From all the Elizabethan injunctions issued to regulate the composition and use of music in the Reformed English church, a phrase that particularly resonates is That the same may be as plainly understanded as if it were read without singing. That’s a pretty radical requirement. Just what did that mean to the listener then? What might it imply for how we should perform Gibbons’ verse anthems now? Many Reformists clearly didn’t have any time for music in worship and viewed it as a distraction, viz Erasmus (The choristers themselves do not understand what they are singing, yet according to priests and monks it constitutes the whole of religion. ......In college or monastery it is still the same: music nothing but music….), Thomas Becon, Chaplain to Cranmer (There have been … which have not spared to spend much riches in nourishing many idle singing men to bleat in their chapels, thinking so to do God on high sacrifice … music is not so excellent a thing, that a Christian ought earnestly to rejoice in it …) and many other leading figures in the reformed English church (all well documented in Peter le Huray’s superb study ‘Music in the Reformation in England 1549-1660’). Yet it is against this background that the verse anthem form emerges in the last decades of the 16thC and rapidly becomes hugely successful. In a Chapel Royal wordbook of 1635 (that is the register of texts of pieces in repertoire) there are recorded 65 ‘full’ (i.e. fully texted) anthems as against 152 ‘single’ (i.e. verse) anthems. What was it about this new musical form (there is nothing really like it in pre-Reformation music) that, so to speak, ticked the Reformist boxes? One answer must surely be that the verse anthem is supremely functional, designed not as a background to prayerful contemplation but as a highly focussed means of transmitting its text and its message. And its whole style of delivery, drawing partly on the dramatic tradition of the Elizabethan stage consort song, would surely have been very different from that which was cultivated for the old choral polyphony. Obviously, the requirements that the text should from now on be in English, not Latin, and that the setting should be syllabic, rather than melismatic (decreed in further injunctions) were designed to make it readily understood. But it goes much further than that. In the phrase as if it were read without singing the word read refers not to the listener but to the performer *, and implies a command of rhetorical declamation, the art of which was thoroughly taught in the reformed grammar schools. What we are dealing with must be a style of ‘speaking in song’ that is probably much closer to the ‘recitar cantando’ advocated by contemporary Italian theorists than the traditional Anglican way of presenting this music has led us to expect. As Caccini advises in his ‘Nuove Musiche', … la musica altro non essere che la favella e’l rithmo, & il suono per ultimo, e non per lo contrario. We are convinced that the all-purpose, blended choral style which has to fit Palestrina motets, Stainer anthems and romantic psalm-settings into the same choral evensong as a piece such as Gibbons’ highly dramatised ‘See, see, the Word is incarnate’ simply misses the point. As for whether we achieve something more successful in our recording, that will be for others to judge, but we’re certainly aiming for something very different.

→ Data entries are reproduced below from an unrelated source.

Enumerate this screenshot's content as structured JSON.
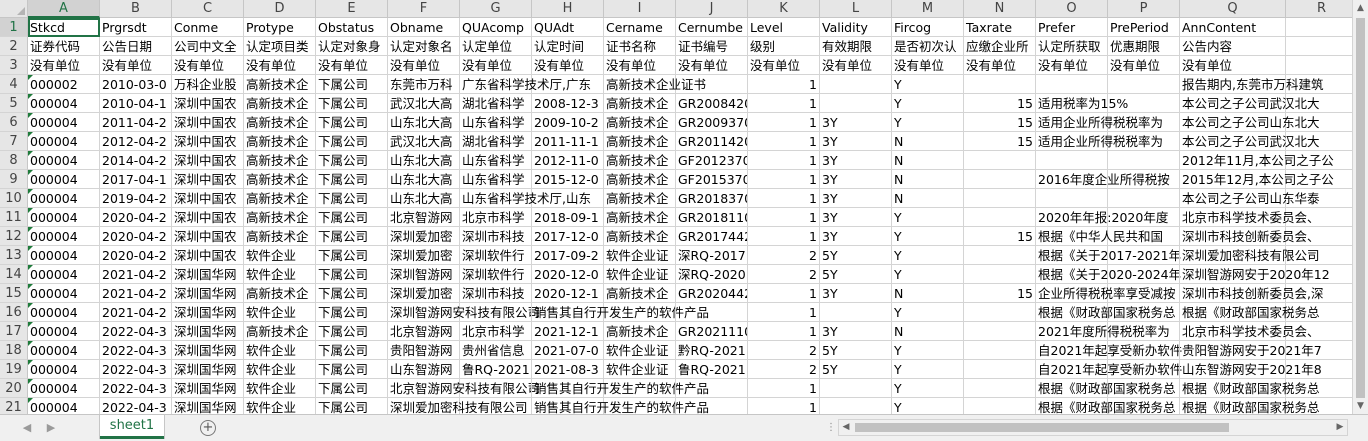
{
  "workbook": {
    "active_cell": "A1",
    "columns": [
      "A",
      "B",
      "C",
      "D",
      "E",
      "F",
      "G",
      "H",
      "I",
      "J",
      "K",
      "L",
      "M",
      "N",
      "O",
      "P",
      "Q",
      "R"
    ],
    "rows": [
      {
        "n": "1",
        "cells": [
          "Stkcd",
          "Prgrsdt",
          "Conme",
          "Protype",
          "Obstatus",
          "Obname",
          "QUAcomp",
          "QUAdt",
          "Cername",
          "Cernumbe",
          "Level",
          "Validity",
          "Fircog",
          "Taxrate",
          "Prefer",
          "PrePeriod",
          "AnnContent",
          ""
        ]
      },
      {
        "n": "2",
        "cells": [
          "证券代码",
          "公告日期",
          "公司中文全",
          "认定项目类",
          "认定对象身",
          "认定对象名",
          "认定单位",
          "认定时间",
          "证书名称",
          "证书编号",
          "级别",
          "有效期限",
          "是否初次认",
          "应缴企业所",
          "认定所获取",
          "优惠期限",
          "公告内容",
          ""
        ]
      },
      {
        "n": "3",
        "cells": [
          "没有单位",
          "没有单位",
          "没有单位",
          "没有单位",
          "没有单位",
          "没有单位",
          "没有单位",
          "没有单位",
          "没有单位",
          "没有单位",
          "没有单位",
          "没有单位",
          "没有单位",
          "没有单位",
          "没有单位",
          "没有单位",
          "没有单位",
          ""
        ]
      },
      {
        "n": "4",
        "cells": [
          "000002",
          "2010-03-0",
          "万科企业股",
          "高新技术企",
          "下属公司",
          "东莞市万科",
          "广东省科学技术厅,广东",
          "",
          "高新技术企业证书",
          "",
          "1",
          "",
          "Y",
          "",
          "",
          "",
          "报告期内,东莞市万科建筑",
          ""
        ]
      },
      {
        "n": "5",
        "cells": [
          "000004",
          "2010-04-1",
          "深圳中国农",
          "高新技术企",
          "下属公司",
          "武汉北大高",
          "湖北省科学",
          "2008-12-3",
          "高新技术企",
          "GR2008420",
          "1",
          "",
          "Y",
          "15",
          "适用税率为15%",
          "",
          "本公司之子公司武汉北大",
          ""
        ]
      },
      {
        "n": "6",
        "cells": [
          "000004",
          "2011-04-2",
          "深圳中国农",
          "高新技术企",
          "下属公司",
          "山东北大高",
          "山东省科学",
          "2009-10-2",
          "高新技术企",
          "GR2009370",
          "1",
          "3Y",
          "Y",
          "15",
          "适用企业所得税税率为",
          "",
          "本公司之子公司山东北大",
          ""
        ]
      },
      {
        "n": "7",
        "cells": [
          "000004",
          "2012-04-2",
          "深圳中国农",
          "高新技术企",
          "下属公司",
          "武汉北大高",
          "湖北省科学",
          "2011-11-1",
          "高新技术企",
          "GR2011420",
          "1",
          "3Y",
          "N",
          "15",
          "适用企业所得税税率为",
          "",
          "本公司之子公司武汉北大",
          ""
        ]
      },
      {
        "n": "8",
        "cells": [
          "000004",
          "2014-04-2",
          "深圳中国农",
          "高新技术企",
          "下属公司",
          "山东北大高",
          "山东省科学",
          "2012-11-0",
          "高新技术企",
          "GF2012370",
          "1",
          "3Y",
          "N",
          "",
          "",
          "",
          "2012年11月,本公司之子公",
          ""
        ]
      },
      {
        "n": "9",
        "cells": [
          "000004",
          "2017-04-1",
          "深圳中国农",
          "高新技术企",
          "下属公司",
          "山东北大高",
          "山东省科学",
          "2015-12-0",
          "高新技术企",
          "GF2015370",
          "1",
          "3Y",
          "N",
          "",
          "2016年度企业所得税按",
          "",
          "2015年12月,本公司之子公",
          ""
        ]
      },
      {
        "n": "10",
        "cells": [
          "000004",
          "2019-04-2",
          "深圳中国农",
          "高新技术企",
          "下属公司",
          "山东北大高",
          "山东省科学技术厅,山东",
          "",
          "高新技术企",
          "GR2018370",
          "1",
          "3Y",
          "N",
          "",
          "",
          "",
          "本公司之子公司山东华泰",
          ""
        ]
      },
      {
        "n": "11",
        "cells": [
          "000004",
          "2020-04-2",
          "深圳中国农",
          "高新技术企",
          "下属公司",
          "北京智游网",
          "北京市科学",
          "2018-09-1",
          "高新技术企",
          "GR2018110",
          "1",
          "3Y",
          "Y",
          "",
          "2020年年报:2020年度",
          "",
          "北京市科学技术委员会、",
          ""
        ]
      },
      {
        "n": "12",
        "cells": [
          "000004",
          "2020-04-2",
          "深圳中国农",
          "高新技术企",
          "下属公司",
          "深圳爱加密",
          "深圳市科技",
          "2017-12-0",
          "高新技术企",
          "GR2017442",
          "1",
          "3Y",
          "Y",
          "15",
          "根据《中华人民共和国",
          "",
          "深圳市科技创新委员会、",
          ""
        ]
      },
      {
        "n": "13",
        "cells": [
          "000004",
          "2020-04-2",
          "深圳中国农",
          "软件企业",
          "下属公司",
          "深圳爱加密",
          "深圳软件行",
          "2017-09-2",
          "软件企业证",
          "深RQ-2017",
          "2",
          "5Y",
          "Y",
          "",
          "根据《关于2017-2021年",
          "",
          "深圳爱加密科技有限公司",
          ""
        ]
      },
      {
        "n": "14",
        "cells": [
          "000004",
          "2021-04-2",
          "深圳国华网",
          "软件企业",
          "下属公司",
          "深圳智游网",
          "深圳软件行",
          "2020-12-0",
          "软件企业证",
          "深RQ-2020",
          "2",
          "5Y",
          "Y",
          "",
          "根据《关于2020-2024年",
          "",
          "深圳智游网安于2020年12",
          ""
        ]
      },
      {
        "n": "15",
        "cells": [
          "000004",
          "2021-04-2",
          "深圳国华网",
          "高新技术企",
          "下属公司",
          "深圳爱加密",
          "深圳市科技",
          "2020-12-1",
          "高新技术企",
          "GR2020442",
          "1",
          "3Y",
          "N",
          "15",
          "企业所得税税率享受减按",
          "",
          "深圳市科技创新委员会,深",
          ""
        ]
      },
      {
        "n": "16",
        "cells": [
          "000004",
          "2021-04-2",
          "深圳国华网",
          "软件企业",
          "下属公司",
          "深圳智游网安科技有限公司",
          "",
          "销售其自行开发生产的软件产品",
          "",
          "",
          "1",
          "",
          "Y",
          "",
          "根据《财政部国家税务总",
          "",
          "根据《财政部国家税务总",
          ""
        ]
      },
      {
        "n": "17",
        "cells": [
          "000004",
          "2022-04-3",
          "深圳国华网",
          "高新技术企",
          "下属公司",
          "北京智游网",
          "北京市科学",
          "2021-12-1",
          "高新技术企",
          "GR2021110",
          "1",
          "3Y",
          "N",
          "",
          "2021年度所得税税率为",
          "",
          "北京市科学技术委员会、",
          ""
        ]
      },
      {
        "n": "18",
        "cells": [
          "000004",
          "2022-04-3",
          "深圳国华网",
          "软件企业",
          "下属公司",
          "贵阳智游网",
          "贵州省信息",
          "2021-07-0",
          "软件企业证",
          "黔RQ-2021",
          "2",
          "5Y",
          "Y",
          "",
          "自2021年起享受新办软件",
          "",
          "贵阳智游网安于2021年7",
          ""
        ]
      },
      {
        "n": "19",
        "cells": [
          "000004",
          "2022-04-3",
          "深圳国华网",
          "软件企业",
          "下属公司",
          "山东智游网",
          "鲁RQ-2021",
          "2021-08-3",
          "软件企业证",
          "鲁RQ-2021",
          "2",
          "5Y",
          "Y",
          "",
          "自2021年起享受新办软件",
          "",
          "山东智游网安于2021年8",
          ""
        ]
      },
      {
        "n": "20",
        "cells": [
          "000004",
          "2022-04-3",
          "深圳国华网",
          "软件企业",
          "下属公司",
          "北京智游网安科技有限公司",
          "",
          "销售其自行开发生产的软件产品",
          "",
          "",
          "1",
          "",
          "Y",
          "",
          "根据《财政部国家税务总",
          "",
          "根据《财政部国家税务总",
          ""
        ]
      },
      {
        "n": "21",
        "cells": [
          "000004",
          "2022-04-3",
          "深圳国华网",
          "软件企业",
          "下属公司",
          "深圳爱加密科技有限公司",
          "",
          "销售其自行开发生产的软件产品",
          "",
          "",
          "1",
          "",
          "Y",
          "",
          "根据《财政部国家税务总",
          "",
          "根据《财政部国家税务总",
          ""
        ]
      }
    ]
  },
  "sheet_tabs": [
    "sheet1"
  ],
  "add_sheet_label": "⊕",
  "icons": {
    "nav_prev": "◀",
    "nav_next": "▶",
    "scroll_up": "▲",
    "scroll_down": "▼",
    "scroll_left": "◀",
    "scroll_right": "▶"
  },
  "colors": {
    "accent": "#217346",
    "gridline": "#d4d4d4",
    "header_bg": "#e6e6e6"
  }
}
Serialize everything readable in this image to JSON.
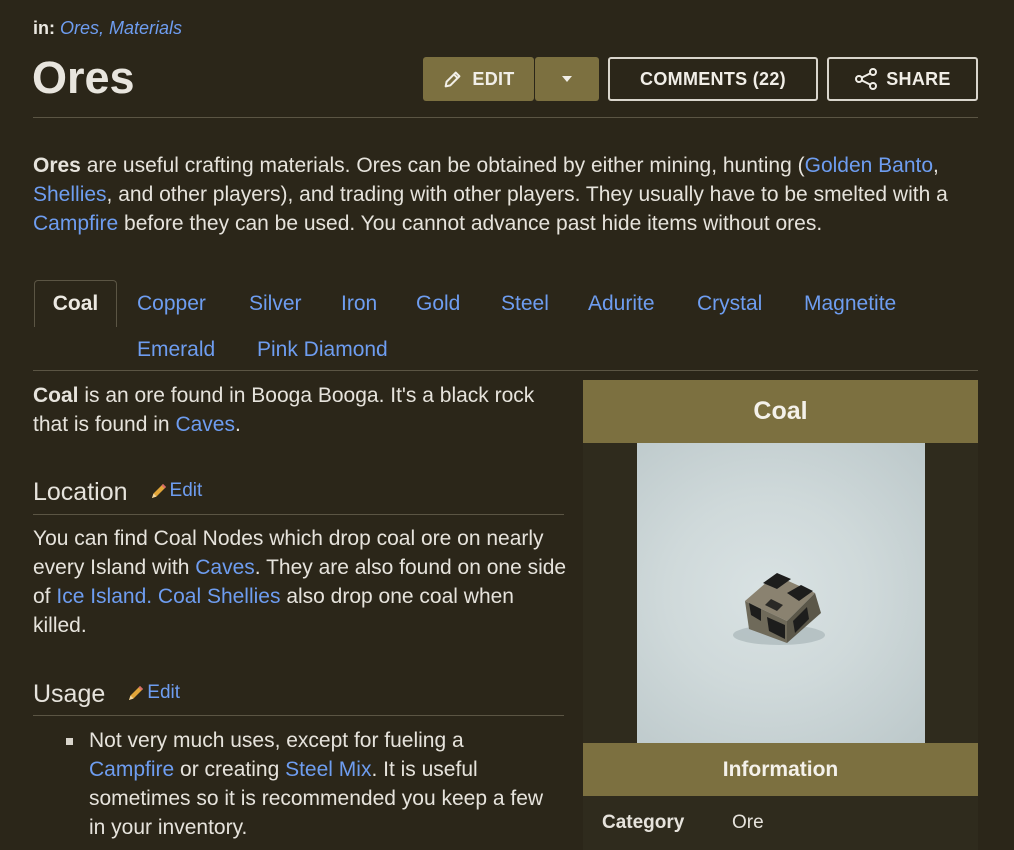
{
  "breadcrumb": {
    "label": "in:",
    "categories": "Ores, Materials"
  },
  "page_title": "Ores",
  "actions": {
    "edit": "EDIT",
    "comments": "COMMENTS (22)",
    "share": "SHARE"
  },
  "intro": {
    "t1": "Ores",
    "t2": " are useful crafting materials. Ores can be obtained by either mining, hunting (",
    "l1": "Golden Banto",
    "t3": ", ",
    "l2": "Shellies",
    "t4": ", and other players), and trading with other players. They usually have to be smelted with a ",
    "l3": "Campfire",
    "t5": " before they can be used. You cannot advance past hide items without ores."
  },
  "tabs": [
    "Coal",
    "Copper",
    "Silver",
    "Iron",
    "Gold",
    "Steel",
    "Adurite",
    "Crystal",
    "Magnetite",
    "Emerald",
    "Pink Diamond"
  ],
  "coal": {
    "t1": "Coal",
    "t2": " is an ore found in Booga Booga. It's a black rock that is found in ",
    "l1": "Caves",
    "t3": "."
  },
  "location": {
    "heading": "Location",
    "edit": "Edit",
    "t1": "You can find Coal Nodes which drop coal ore on nearly every Island with ",
    "l1": "Caves",
    "t2": ". They are also found on one side of ",
    "l2": "Ice Island. Coal Shellies",
    "t3": " also drop one coal when killed."
  },
  "usage": {
    "heading": "Usage",
    "edit": "Edit",
    "t1": "Not very much uses, except for fueling a ",
    "l1": "Campfire",
    "t2": " or creating ",
    "l2": "Steel Mix",
    "t3": ". It is useful sometimes so it is recommended you keep a few in your inventory."
  },
  "infobox": {
    "title": "Coal",
    "info_heading": "Information",
    "category_label": "Category",
    "category_value": "Ore"
  },
  "colors": {
    "accent": "#7c7040",
    "link": "#6e9df0",
    "background": "#2b2619"
  }
}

* for a very interesting discussion of the implications of ‘reading aloud’ in this period, go to this presentation from @Richard Wistreich’s recent AHRC project ‘Voices and Books 1500-1800’